Amik-Beaver
Ginebig-Snake
Zhiishiib-Duck
Digital Camera  Digital Camera
Digital Camera
The following part of the day consisted of a trip to the overlook at Carlton point and a trip to Wisconsin Point on Lake Superior. At Wisconsin point we visited an uprooted Chippewa Tribe cemetery (uprooted meaning the bodies of those buried here were moved to a mass grave closer to the current day reservation due to economic interests in the land in which the cemetery stood). This trip ended with a walk among the driftwood on the beaches of Lake Superior, a plunge into the water by brave souls, and a makeshift fire on the beach.
Alec Keiper
Advertisements
This entry was posted in Uncategorized by Diana Dalbotten. Bookmark the permalink.

About Diana Dalbotten

Diana Dalbotten is the Director of Diversity and Broader Impacts for the National Center for Earth-surface Dynamics and the St. Anthony Falls Laboratory, University of Minnesota; and for the Geoscience Alliance, a national alliance for broadening participation of Native Americans in the Geosciences.

Leave a Reply

Fill in your details below or click an icon to log in:

WordPress.com Logo

You are commenting using your WordPress.com account. Log Out / Change )

Twitter picture

You are commenting using your Twitter account. Log Out / Change )

Facebook photo

You are commenting using your Facebook account. Log Out / Change )

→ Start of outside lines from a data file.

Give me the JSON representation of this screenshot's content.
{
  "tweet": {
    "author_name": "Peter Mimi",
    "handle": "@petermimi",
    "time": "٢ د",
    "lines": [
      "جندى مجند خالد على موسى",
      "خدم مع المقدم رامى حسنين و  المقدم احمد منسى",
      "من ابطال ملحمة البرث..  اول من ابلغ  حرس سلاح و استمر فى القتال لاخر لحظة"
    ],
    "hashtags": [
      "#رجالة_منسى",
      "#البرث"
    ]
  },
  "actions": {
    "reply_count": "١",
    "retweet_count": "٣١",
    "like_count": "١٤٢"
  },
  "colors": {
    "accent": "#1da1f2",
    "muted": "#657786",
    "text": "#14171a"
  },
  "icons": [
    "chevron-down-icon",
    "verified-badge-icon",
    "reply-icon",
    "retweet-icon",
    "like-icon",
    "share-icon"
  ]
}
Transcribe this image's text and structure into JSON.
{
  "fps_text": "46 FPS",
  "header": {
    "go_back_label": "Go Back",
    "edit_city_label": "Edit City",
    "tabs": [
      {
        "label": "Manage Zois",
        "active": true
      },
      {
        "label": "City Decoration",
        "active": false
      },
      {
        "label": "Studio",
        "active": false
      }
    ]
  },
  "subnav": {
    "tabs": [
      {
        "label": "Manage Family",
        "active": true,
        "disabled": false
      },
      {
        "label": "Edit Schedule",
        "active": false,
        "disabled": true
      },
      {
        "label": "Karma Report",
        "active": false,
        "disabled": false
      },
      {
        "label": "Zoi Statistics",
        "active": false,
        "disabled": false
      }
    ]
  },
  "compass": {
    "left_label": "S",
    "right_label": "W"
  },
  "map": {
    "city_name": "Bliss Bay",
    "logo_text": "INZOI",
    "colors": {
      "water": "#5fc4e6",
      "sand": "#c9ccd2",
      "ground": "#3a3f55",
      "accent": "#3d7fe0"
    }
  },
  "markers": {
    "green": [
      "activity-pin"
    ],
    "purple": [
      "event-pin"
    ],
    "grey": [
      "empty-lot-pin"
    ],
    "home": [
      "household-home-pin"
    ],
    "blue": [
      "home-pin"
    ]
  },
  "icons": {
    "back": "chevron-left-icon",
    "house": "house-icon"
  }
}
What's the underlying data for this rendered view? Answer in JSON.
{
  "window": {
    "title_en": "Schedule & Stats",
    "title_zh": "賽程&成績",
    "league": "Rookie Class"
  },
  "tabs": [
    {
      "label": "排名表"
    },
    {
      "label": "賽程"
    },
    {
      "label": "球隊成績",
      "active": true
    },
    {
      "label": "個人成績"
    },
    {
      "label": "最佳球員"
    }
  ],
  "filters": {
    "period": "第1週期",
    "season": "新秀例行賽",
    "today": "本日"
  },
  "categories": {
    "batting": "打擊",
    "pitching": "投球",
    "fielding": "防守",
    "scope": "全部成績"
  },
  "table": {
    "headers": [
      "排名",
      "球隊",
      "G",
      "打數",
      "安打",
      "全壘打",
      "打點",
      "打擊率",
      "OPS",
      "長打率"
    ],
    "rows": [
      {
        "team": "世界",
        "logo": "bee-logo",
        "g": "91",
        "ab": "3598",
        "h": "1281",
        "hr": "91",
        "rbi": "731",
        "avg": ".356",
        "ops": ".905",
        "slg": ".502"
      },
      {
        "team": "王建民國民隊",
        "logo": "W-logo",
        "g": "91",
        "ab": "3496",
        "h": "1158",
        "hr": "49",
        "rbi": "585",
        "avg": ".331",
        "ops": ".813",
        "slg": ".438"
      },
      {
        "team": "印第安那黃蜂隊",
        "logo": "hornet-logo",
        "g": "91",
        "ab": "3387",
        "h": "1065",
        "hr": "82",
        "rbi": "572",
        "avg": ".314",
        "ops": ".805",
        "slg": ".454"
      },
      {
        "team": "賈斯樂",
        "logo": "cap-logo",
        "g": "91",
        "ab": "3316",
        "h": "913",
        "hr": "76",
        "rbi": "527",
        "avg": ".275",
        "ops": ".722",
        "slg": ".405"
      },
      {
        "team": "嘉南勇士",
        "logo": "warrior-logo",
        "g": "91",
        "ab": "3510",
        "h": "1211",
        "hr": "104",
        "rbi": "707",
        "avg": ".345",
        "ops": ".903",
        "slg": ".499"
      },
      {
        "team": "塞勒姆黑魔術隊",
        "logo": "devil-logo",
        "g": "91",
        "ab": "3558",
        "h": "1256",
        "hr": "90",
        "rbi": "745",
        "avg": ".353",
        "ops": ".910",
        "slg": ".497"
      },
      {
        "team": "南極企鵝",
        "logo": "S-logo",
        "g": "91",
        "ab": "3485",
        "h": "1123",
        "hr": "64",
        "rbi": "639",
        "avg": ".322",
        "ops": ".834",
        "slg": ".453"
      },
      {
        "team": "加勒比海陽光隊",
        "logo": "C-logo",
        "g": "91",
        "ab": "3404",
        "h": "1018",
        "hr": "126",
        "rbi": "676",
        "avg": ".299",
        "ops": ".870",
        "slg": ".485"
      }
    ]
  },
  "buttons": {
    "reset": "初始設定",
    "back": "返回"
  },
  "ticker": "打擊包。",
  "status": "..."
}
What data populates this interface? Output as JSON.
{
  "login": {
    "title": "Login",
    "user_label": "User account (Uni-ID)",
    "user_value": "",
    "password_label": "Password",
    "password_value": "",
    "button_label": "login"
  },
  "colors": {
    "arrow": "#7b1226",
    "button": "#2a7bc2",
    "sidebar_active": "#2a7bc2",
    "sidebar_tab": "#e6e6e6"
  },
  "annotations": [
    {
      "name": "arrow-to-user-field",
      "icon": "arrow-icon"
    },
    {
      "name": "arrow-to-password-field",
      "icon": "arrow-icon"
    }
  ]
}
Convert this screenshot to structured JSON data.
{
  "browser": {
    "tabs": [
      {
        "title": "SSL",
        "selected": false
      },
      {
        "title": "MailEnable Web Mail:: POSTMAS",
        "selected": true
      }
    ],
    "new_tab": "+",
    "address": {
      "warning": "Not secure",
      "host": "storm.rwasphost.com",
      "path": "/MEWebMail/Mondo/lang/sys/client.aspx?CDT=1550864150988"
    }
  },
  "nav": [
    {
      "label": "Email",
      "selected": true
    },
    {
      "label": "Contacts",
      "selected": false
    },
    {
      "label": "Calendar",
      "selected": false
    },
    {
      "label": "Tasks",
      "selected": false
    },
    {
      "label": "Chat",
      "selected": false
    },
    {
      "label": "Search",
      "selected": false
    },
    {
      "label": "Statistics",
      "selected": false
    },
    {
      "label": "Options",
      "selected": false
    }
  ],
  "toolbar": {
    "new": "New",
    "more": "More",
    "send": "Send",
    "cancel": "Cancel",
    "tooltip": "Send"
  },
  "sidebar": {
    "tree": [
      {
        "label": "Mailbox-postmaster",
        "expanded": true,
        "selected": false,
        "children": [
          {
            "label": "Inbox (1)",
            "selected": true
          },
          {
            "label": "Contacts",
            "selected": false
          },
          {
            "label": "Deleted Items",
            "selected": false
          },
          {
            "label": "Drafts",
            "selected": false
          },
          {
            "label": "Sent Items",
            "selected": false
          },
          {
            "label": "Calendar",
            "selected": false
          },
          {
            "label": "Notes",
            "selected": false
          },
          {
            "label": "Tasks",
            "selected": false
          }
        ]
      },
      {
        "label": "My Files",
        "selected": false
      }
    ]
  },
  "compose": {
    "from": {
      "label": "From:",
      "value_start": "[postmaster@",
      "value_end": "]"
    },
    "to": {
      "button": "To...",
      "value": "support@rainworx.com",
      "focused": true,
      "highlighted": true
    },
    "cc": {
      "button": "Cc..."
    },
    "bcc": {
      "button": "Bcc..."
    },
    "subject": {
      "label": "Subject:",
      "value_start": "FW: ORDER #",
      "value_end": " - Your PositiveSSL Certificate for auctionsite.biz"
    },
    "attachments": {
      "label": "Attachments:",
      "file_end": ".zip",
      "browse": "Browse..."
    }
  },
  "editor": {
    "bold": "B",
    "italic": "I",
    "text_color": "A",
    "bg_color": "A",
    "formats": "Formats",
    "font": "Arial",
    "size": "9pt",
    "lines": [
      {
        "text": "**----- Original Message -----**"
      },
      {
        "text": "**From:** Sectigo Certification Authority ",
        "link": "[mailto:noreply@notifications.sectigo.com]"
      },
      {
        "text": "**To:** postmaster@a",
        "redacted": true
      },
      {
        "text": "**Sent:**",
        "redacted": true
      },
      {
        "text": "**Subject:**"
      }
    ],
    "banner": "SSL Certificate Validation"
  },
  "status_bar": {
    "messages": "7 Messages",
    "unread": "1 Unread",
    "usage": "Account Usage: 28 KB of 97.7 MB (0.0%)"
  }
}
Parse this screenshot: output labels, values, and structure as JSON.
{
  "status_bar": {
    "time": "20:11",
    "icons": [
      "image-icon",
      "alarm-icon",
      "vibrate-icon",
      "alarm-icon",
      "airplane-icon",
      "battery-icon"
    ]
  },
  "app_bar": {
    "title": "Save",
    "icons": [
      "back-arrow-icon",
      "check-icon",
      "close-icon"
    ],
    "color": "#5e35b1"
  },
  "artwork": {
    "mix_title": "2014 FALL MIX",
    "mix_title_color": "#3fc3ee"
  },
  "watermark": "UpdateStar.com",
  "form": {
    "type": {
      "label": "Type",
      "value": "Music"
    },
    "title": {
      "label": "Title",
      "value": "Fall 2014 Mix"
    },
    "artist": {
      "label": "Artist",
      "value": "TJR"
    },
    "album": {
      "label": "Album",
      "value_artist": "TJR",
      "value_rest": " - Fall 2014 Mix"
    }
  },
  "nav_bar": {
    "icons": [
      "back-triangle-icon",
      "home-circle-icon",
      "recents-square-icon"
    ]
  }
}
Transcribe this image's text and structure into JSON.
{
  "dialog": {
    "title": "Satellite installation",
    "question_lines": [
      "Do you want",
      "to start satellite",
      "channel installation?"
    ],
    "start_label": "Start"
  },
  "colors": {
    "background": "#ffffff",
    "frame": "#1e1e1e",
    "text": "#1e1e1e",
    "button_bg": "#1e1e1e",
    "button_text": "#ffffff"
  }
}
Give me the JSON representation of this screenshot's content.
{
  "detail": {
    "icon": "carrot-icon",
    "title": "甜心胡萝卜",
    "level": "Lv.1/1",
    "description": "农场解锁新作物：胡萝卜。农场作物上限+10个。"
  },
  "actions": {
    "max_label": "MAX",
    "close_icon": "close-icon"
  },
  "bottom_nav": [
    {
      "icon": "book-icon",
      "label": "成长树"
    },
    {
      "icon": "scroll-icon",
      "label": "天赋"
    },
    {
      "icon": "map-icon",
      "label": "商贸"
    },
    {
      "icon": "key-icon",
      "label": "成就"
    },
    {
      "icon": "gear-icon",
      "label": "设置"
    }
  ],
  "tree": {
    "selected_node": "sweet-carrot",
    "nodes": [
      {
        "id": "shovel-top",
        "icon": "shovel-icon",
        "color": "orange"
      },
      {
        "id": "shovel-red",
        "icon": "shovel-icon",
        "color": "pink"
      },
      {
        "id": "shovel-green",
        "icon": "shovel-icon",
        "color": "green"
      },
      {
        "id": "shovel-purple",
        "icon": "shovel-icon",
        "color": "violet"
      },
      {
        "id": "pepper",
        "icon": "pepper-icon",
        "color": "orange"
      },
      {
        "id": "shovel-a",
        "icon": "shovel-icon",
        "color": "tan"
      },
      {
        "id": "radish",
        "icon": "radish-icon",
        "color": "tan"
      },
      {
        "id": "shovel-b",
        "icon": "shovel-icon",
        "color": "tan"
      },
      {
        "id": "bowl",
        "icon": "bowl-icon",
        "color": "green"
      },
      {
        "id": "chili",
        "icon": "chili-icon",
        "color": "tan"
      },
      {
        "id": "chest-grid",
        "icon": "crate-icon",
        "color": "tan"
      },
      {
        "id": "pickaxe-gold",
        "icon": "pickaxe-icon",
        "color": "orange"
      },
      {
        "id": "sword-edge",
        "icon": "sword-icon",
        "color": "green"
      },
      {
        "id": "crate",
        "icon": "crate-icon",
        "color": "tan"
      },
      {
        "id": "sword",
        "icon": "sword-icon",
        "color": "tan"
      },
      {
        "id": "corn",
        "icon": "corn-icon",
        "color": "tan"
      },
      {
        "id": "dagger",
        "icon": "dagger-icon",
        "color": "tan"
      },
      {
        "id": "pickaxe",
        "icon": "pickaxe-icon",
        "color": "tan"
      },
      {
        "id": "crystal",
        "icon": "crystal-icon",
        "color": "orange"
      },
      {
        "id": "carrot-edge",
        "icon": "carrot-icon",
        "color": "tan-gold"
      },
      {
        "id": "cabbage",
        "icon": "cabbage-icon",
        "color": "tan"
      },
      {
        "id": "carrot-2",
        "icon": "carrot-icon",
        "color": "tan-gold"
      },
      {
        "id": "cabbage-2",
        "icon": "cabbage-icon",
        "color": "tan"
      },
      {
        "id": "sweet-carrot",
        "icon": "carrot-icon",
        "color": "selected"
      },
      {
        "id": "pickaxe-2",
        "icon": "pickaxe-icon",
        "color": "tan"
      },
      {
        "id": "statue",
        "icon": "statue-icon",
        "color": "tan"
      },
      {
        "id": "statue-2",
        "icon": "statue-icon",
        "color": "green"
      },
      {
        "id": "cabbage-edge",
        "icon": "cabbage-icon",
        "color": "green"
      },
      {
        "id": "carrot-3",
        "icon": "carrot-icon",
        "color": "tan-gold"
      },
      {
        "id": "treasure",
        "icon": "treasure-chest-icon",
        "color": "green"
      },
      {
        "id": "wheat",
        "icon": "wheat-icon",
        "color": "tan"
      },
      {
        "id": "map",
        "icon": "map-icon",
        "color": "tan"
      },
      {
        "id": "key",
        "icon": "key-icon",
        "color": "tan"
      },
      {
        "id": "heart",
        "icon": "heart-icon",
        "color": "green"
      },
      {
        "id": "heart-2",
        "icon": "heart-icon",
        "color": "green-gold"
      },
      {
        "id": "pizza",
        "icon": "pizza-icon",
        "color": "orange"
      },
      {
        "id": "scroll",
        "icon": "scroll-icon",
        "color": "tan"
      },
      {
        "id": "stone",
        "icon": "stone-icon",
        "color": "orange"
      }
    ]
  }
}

Google+ photo

You are commenting using your Google+ account. Log Out / Change )

Connecting to %s